## What this task involves
Count the lines in the data below that have "Applications" in them, and reply with only that number.

Stored data:

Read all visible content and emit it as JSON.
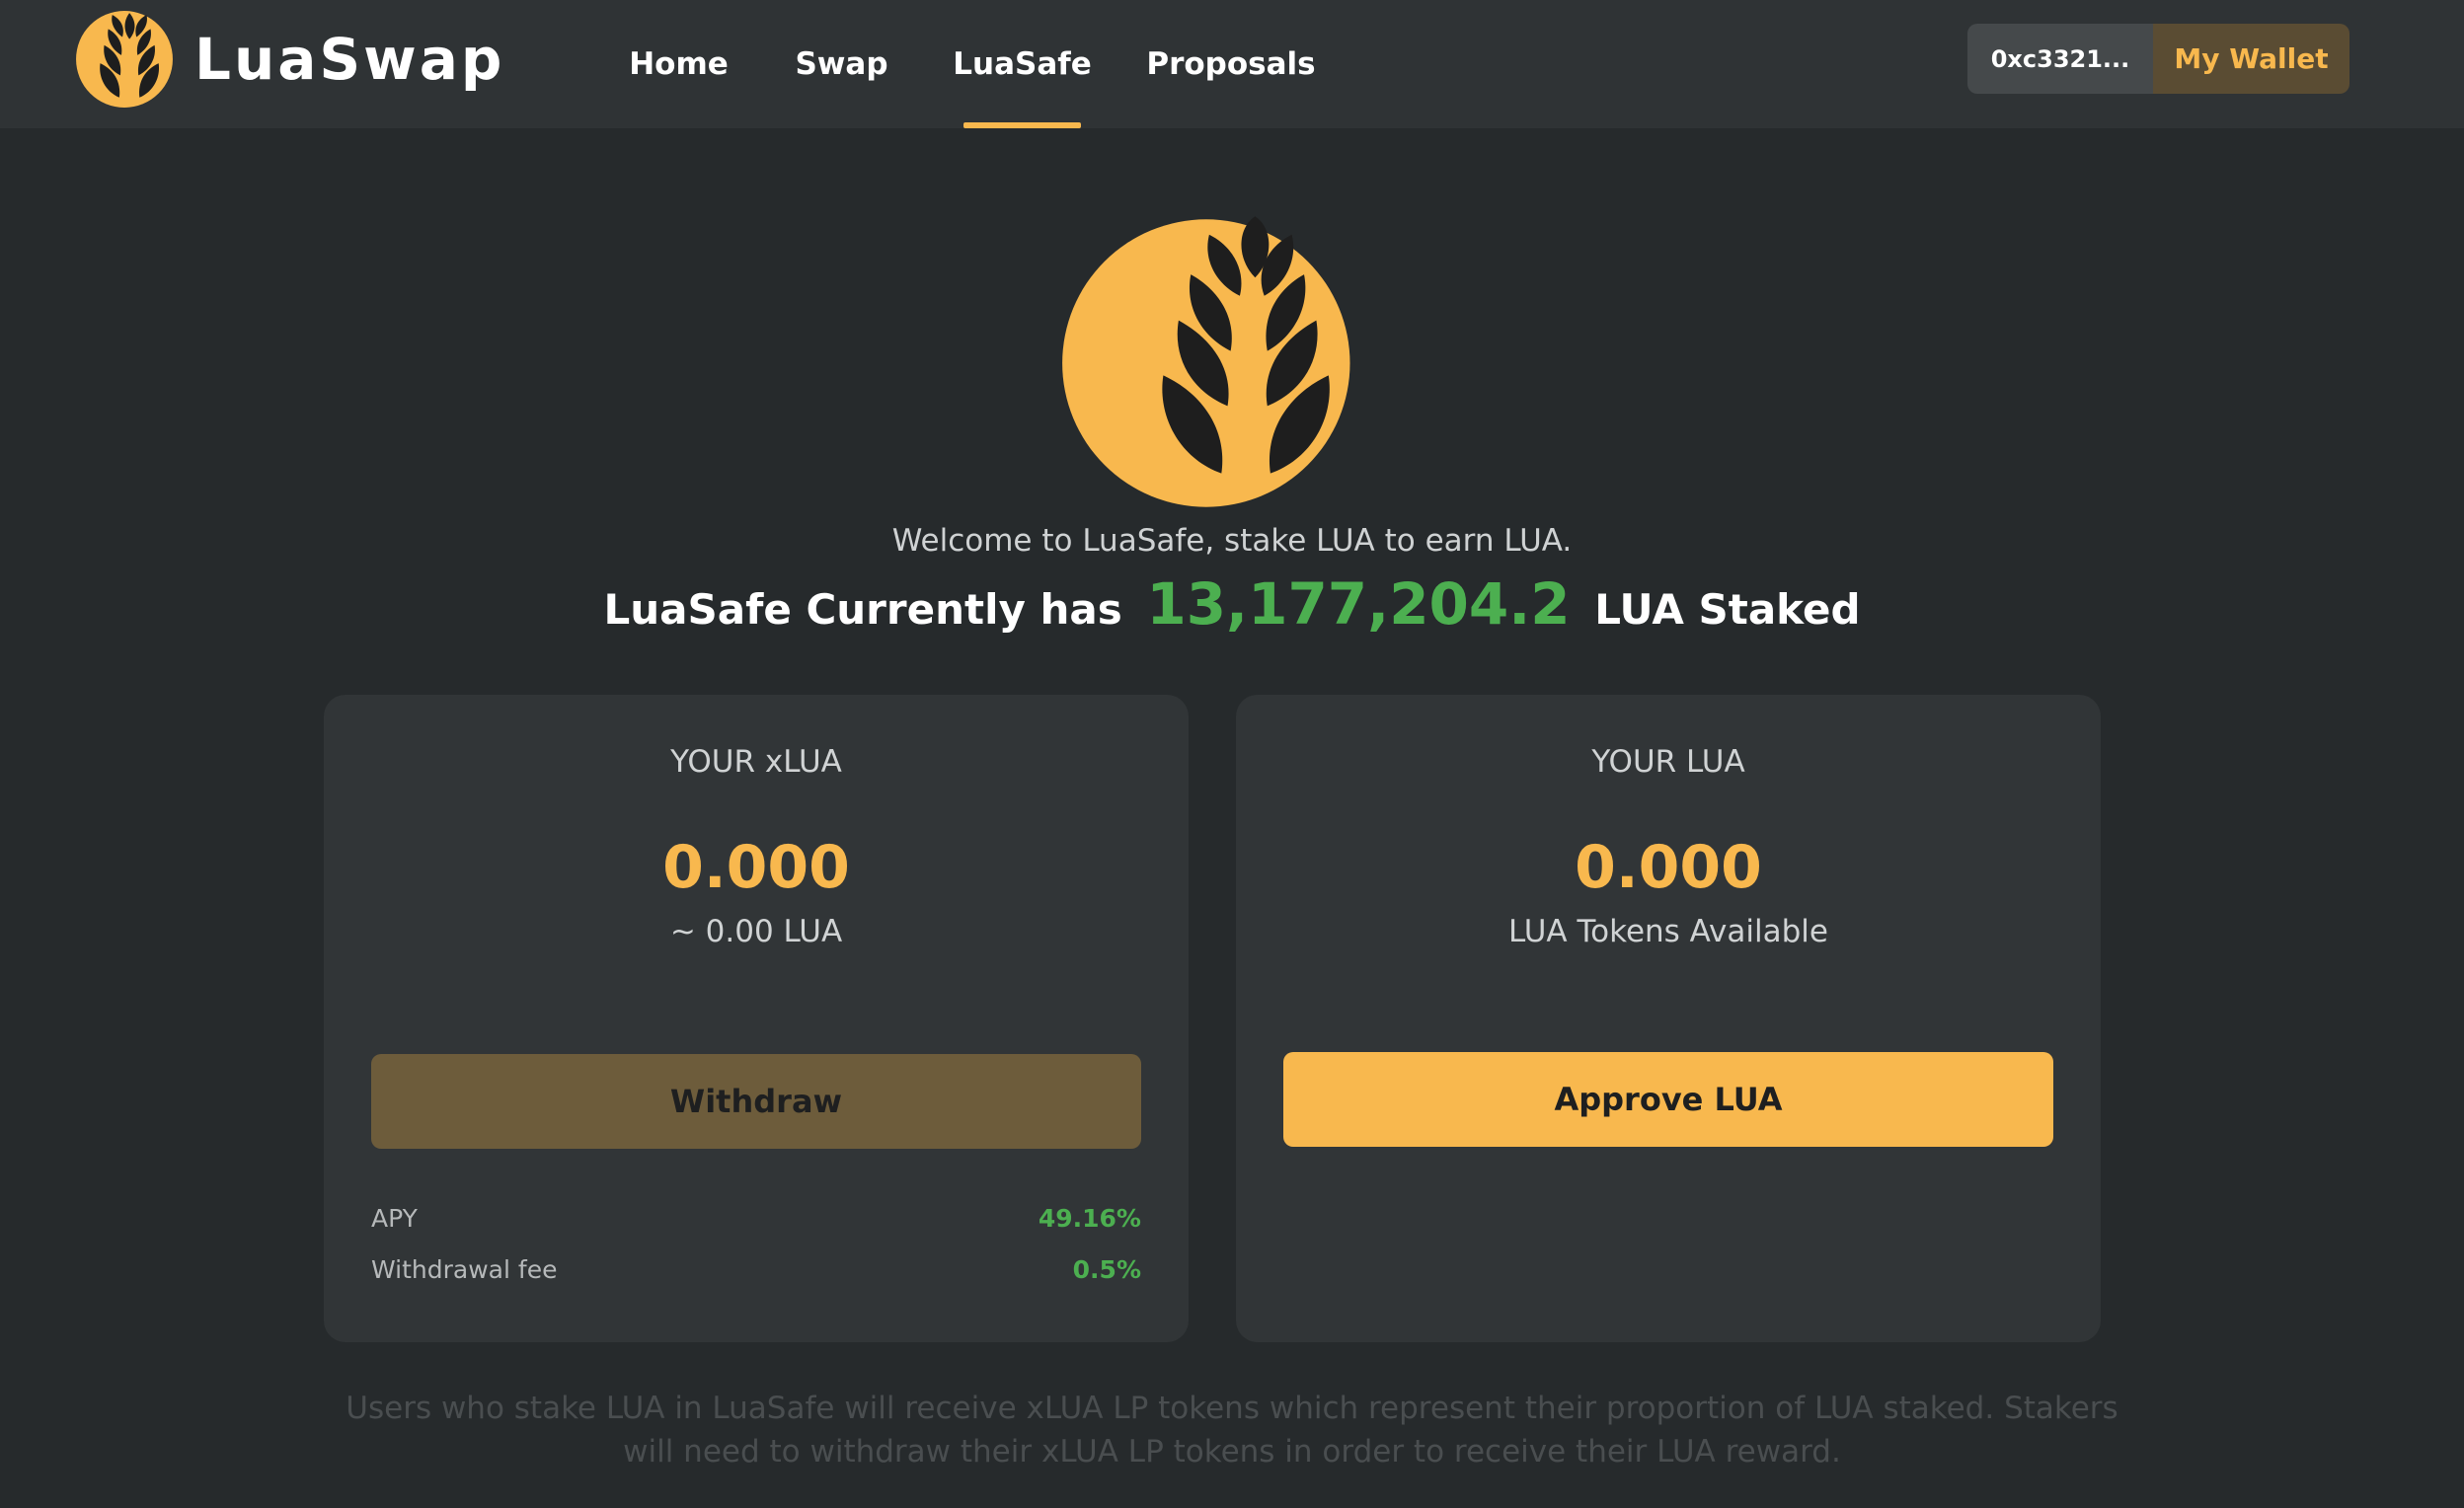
{
  "header": {
    "brand_name": "LuaSwap",
    "nav": [
      {
        "label": "Home",
        "active": false
      },
      {
        "label": "Swap",
        "active": false
      },
      {
        "label": "LuaSafe",
        "active": true
      },
      {
        "label": "Proposals",
        "active": false
      }
    ],
    "wallet_address": "0xc3321...",
    "wallet_button": "My Wallet"
  },
  "hero": {
    "welcome": "Welcome to LuaSafe, stake LUA to earn LUA.",
    "staked_prefix": "LuaSafe Currently has",
    "staked_amount": "13,177,204.2",
    "staked_suffix": "LUA Staked"
  },
  "xlua_card": {
    "label": "YOUR xLUA",
    "value": "0.000",
    "sub": "~ 0.00 LUA",
    "button": "Withdraw",
    "stats": [
      {
        "key": "APY",
        "value": "49.16%"
      },
      {
        "key": "Withdrawal fee",
        "value": "0.5%"
      }
    ]
  },
  "lua_card": {
    "label": "YOUR LUA",
    "value": "0.000",
    "sub": "LUA Tokens Available",
    "button": "Approve LUA"
  },
  "footnote": "Users who stake LUA in LuaSafe will receive xLUA LP tokens which represent their proportion of LUA staked. Stakers will need to withdraw their xLUA LP tokens in order to receive their LUA reward.",
  "colors": {
    "accent": "#f8b84e",
    "positive": "#4caf50",
    "background": "#262a2c",
    "card": "#313537"
  },
  "icons": [
    "luaswap-wheat-logo"
  ]
}
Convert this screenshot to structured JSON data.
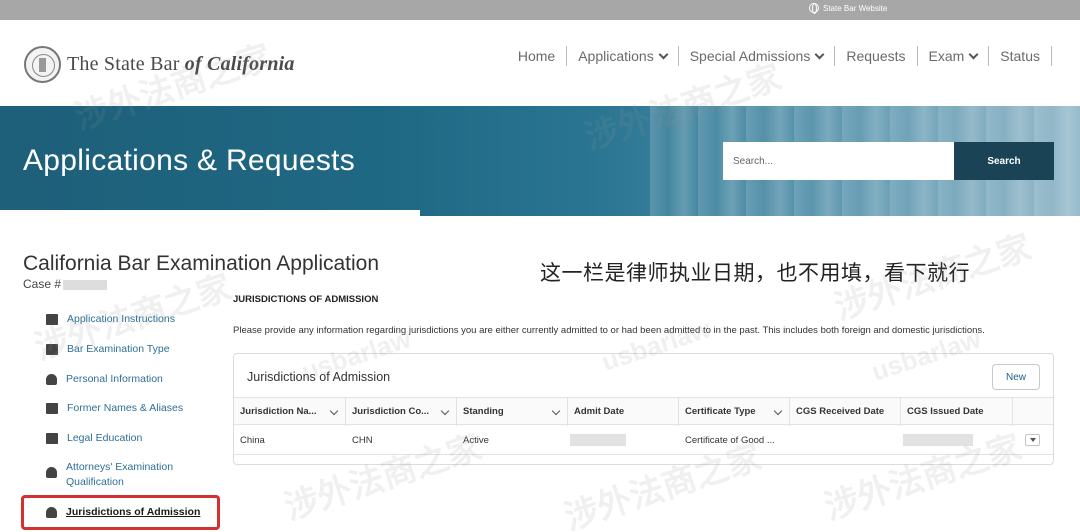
{
  "top_bar": {
    "link": "State Bar Website",
    "icon": "globe-icon"
  },
  "logo": {
    "plain": "The State Bar ",
    "italic": "of California",
    "icon": "seal-logo"
  },
  "nav": [
    {
      "label": "Home",
      "dropdown": false
    },
    {
      "label": "Applications",
      "dropdown": true
    },
    {
      "label": "Special Admissions",
      "dropdown": true
    },
    {
      "label": "Requests",
      "dropdown": false
    },
    {
      "label": "Exam",
      "dropdown": true
    },
    {
      "label": "Status",
      "dropdown": false
    }
  ],
  "banner": {
    "title": "Applications & Requests",
    "search_placeholder": "Search...",
    "search_button": "Search"
  },
  "page": {
    "title": "California Bar Examination Application",
    "case_label": "Case #"
  },
  "annotation": "这一栏是律师执业日期，也不用填，看下就行",
  "sidebar": [
    {
      "label": "Application Instructions",
      "icon": "document-icon",
      "active": false
    },
    {
      "label": "Bar Examination Type",
      "icon": "form-icon",
      "active": false
    },
    {
      "label": "Personal Information",
      "icon": "person-icon",
      "active": false
    },
    {
      "label": "Former Names & Aliases",
      "icon": "id-card-icon",
      "active": false
    },
    {
      "label": "Legal Education",
      "icon": "briefcase-icon",
      "active": false
    },
    {
      "label": "Attorneys' Examination Qualification",
      "icon": "attorney-icon",
      "active": false
    },
    {
      "label": "Jurisdictions of Admission",
      "icon": "shield-icon",
      "active": true
    }
  ],
  "section": {
    "heading": "JURISDICTIONS OF ADMISSION",
    "description": "Please provide any information regarding jurisdictions you are either currently admitted to or had been admitted to in the past. This includes both foreign and domestic jurisdictions."
  },
  "panel": {
    "title": "Jurisdictions of Admission",
    "new_button": "New",
    "columns": [
      "Jurisdiction Na...",
      "Jurisdiction Co...",
      "Standing",
      "Admit Date",
      "Certificate Type",
      "CGS Received Date",
      "CGS Issued Date"
    ],
    "rows": [
      {
        "jurisdiction_name": "China",
        "jurisdiction_code": "CHN",
        "standing": "Active",
        "admit_date": "",
        "certificate_type": "Certificate of Good ...",
        "cgs_received_date": "",
        "cgs_issued_date": ""
      }
    ]
  },
  "watermark": {
    "cn": "涉外法商之家",
    "en": "usbarlaw"
  },
  "colors": {
    "banner": "#1f6884",
    "search_button": "#1a4356",
    "link": "#2e6f97",
    "highlight_box": "#d3302f"
  }
}
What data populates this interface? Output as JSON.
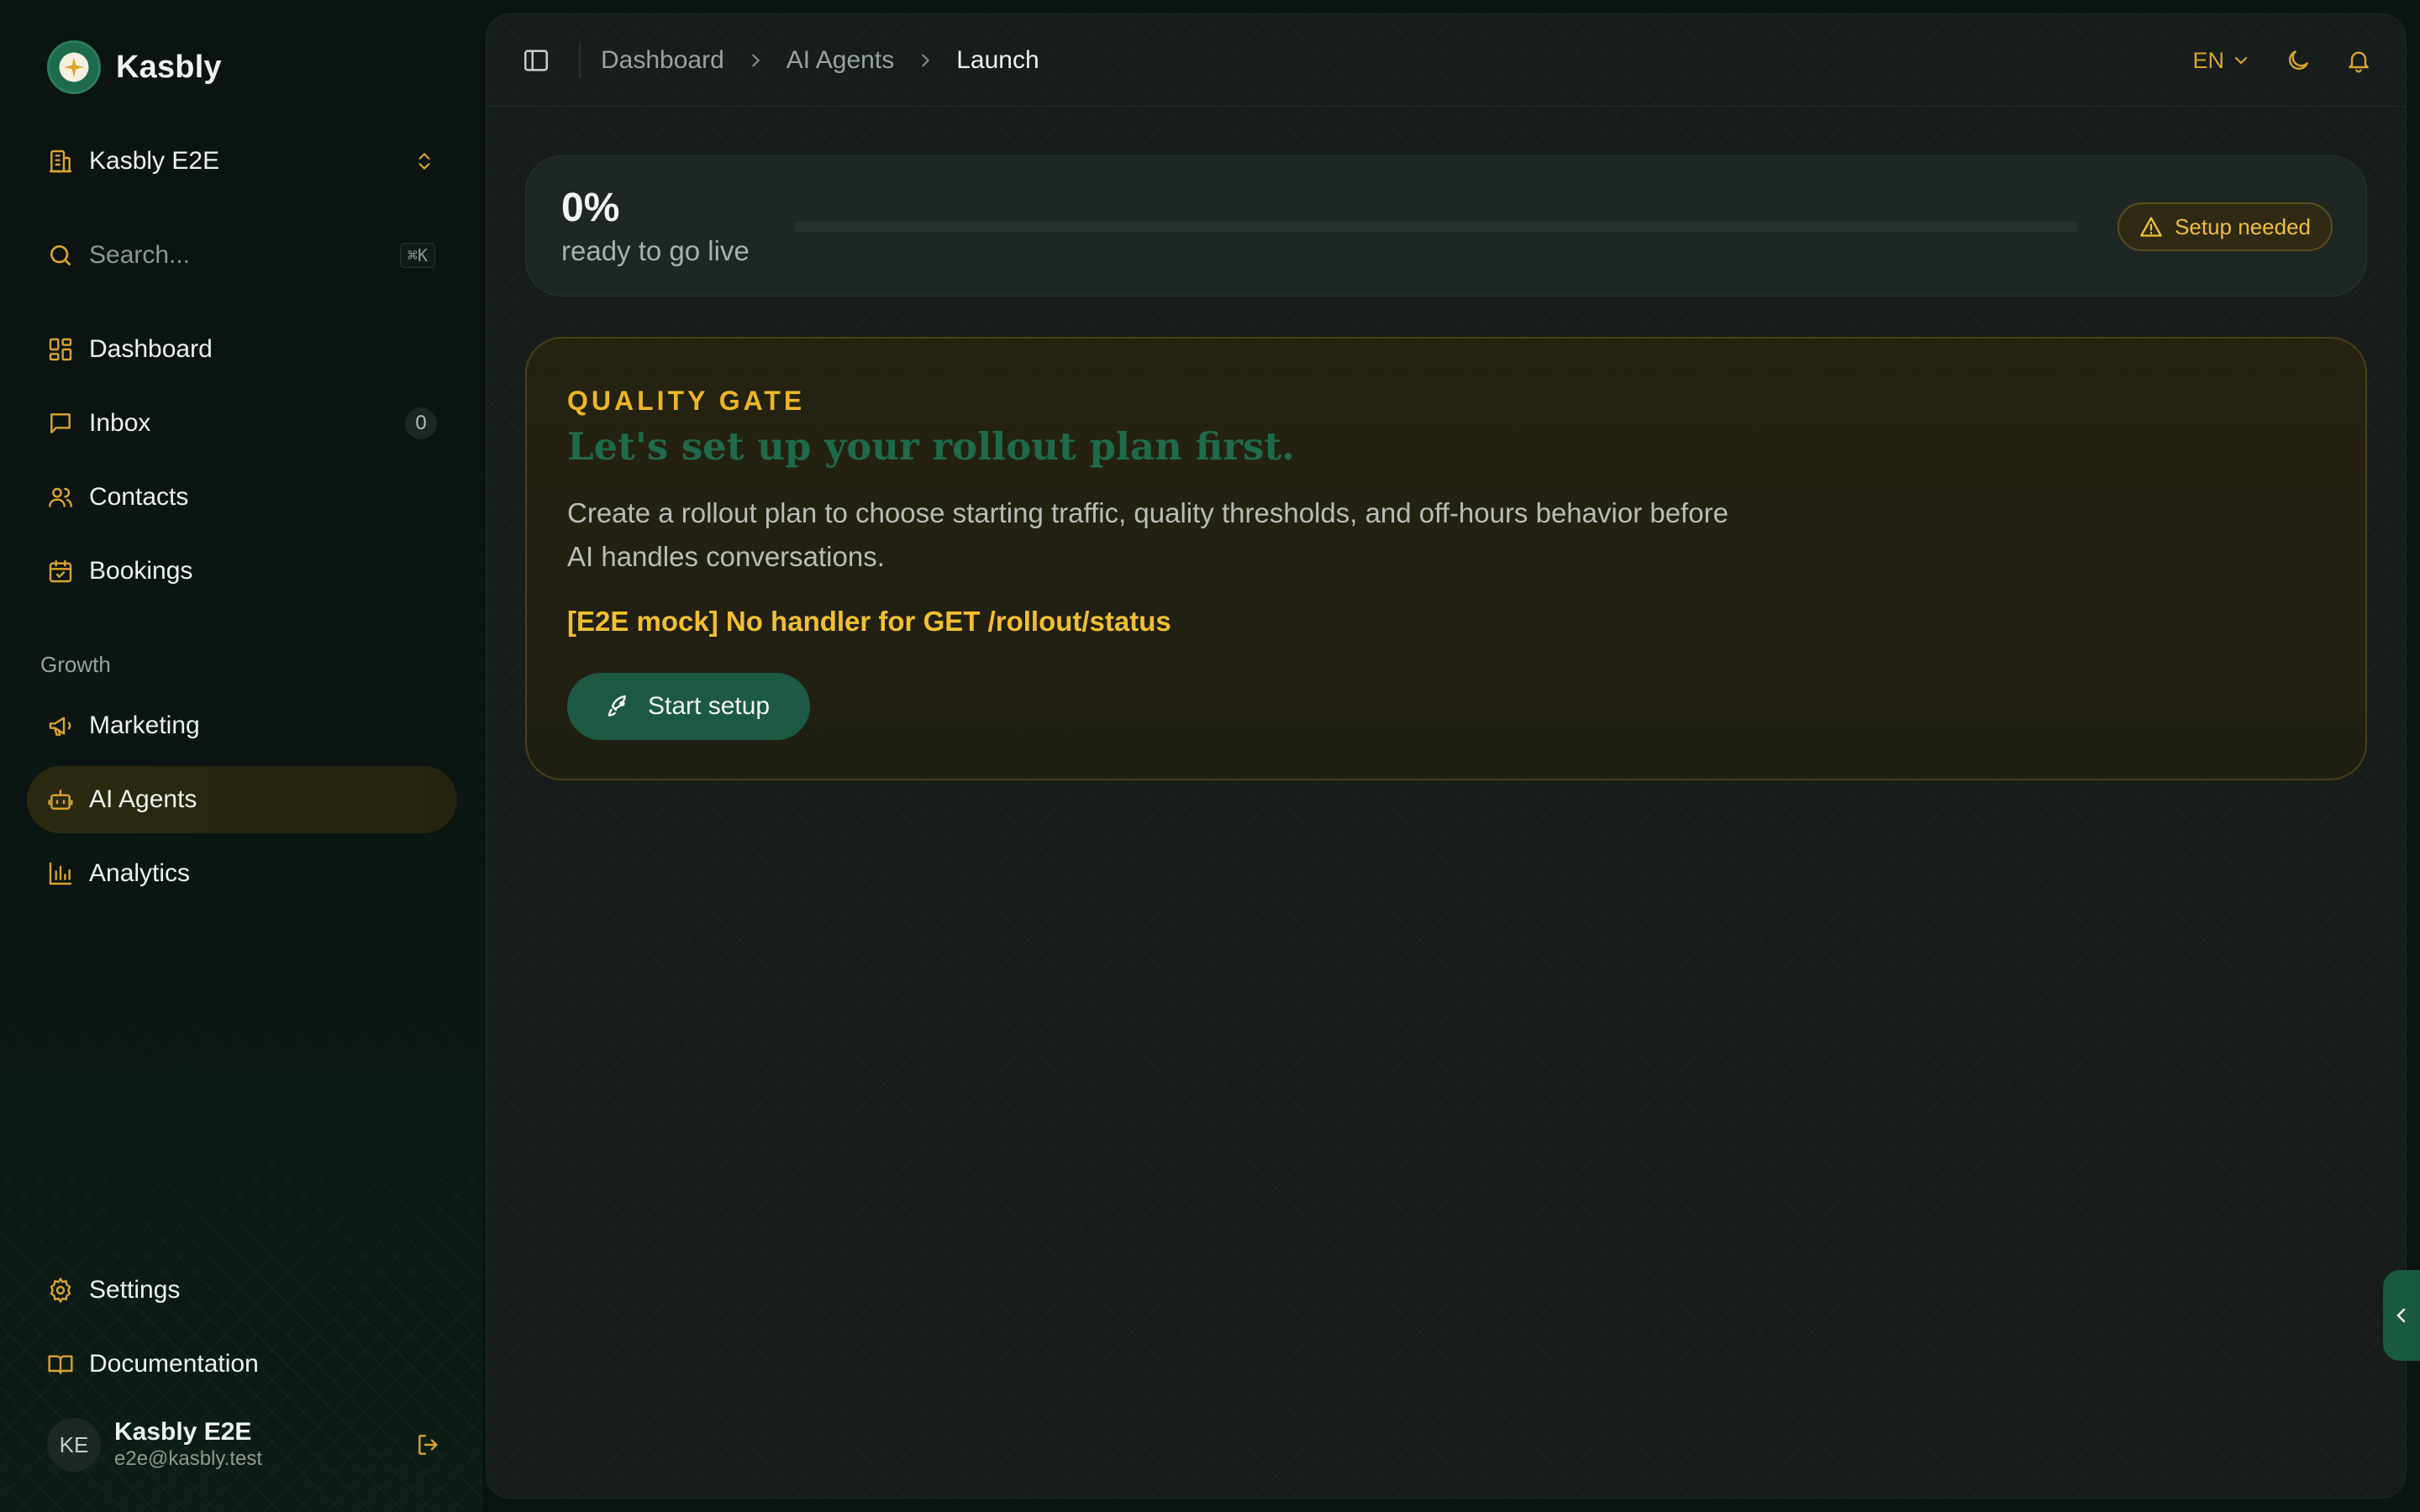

## The completed task
2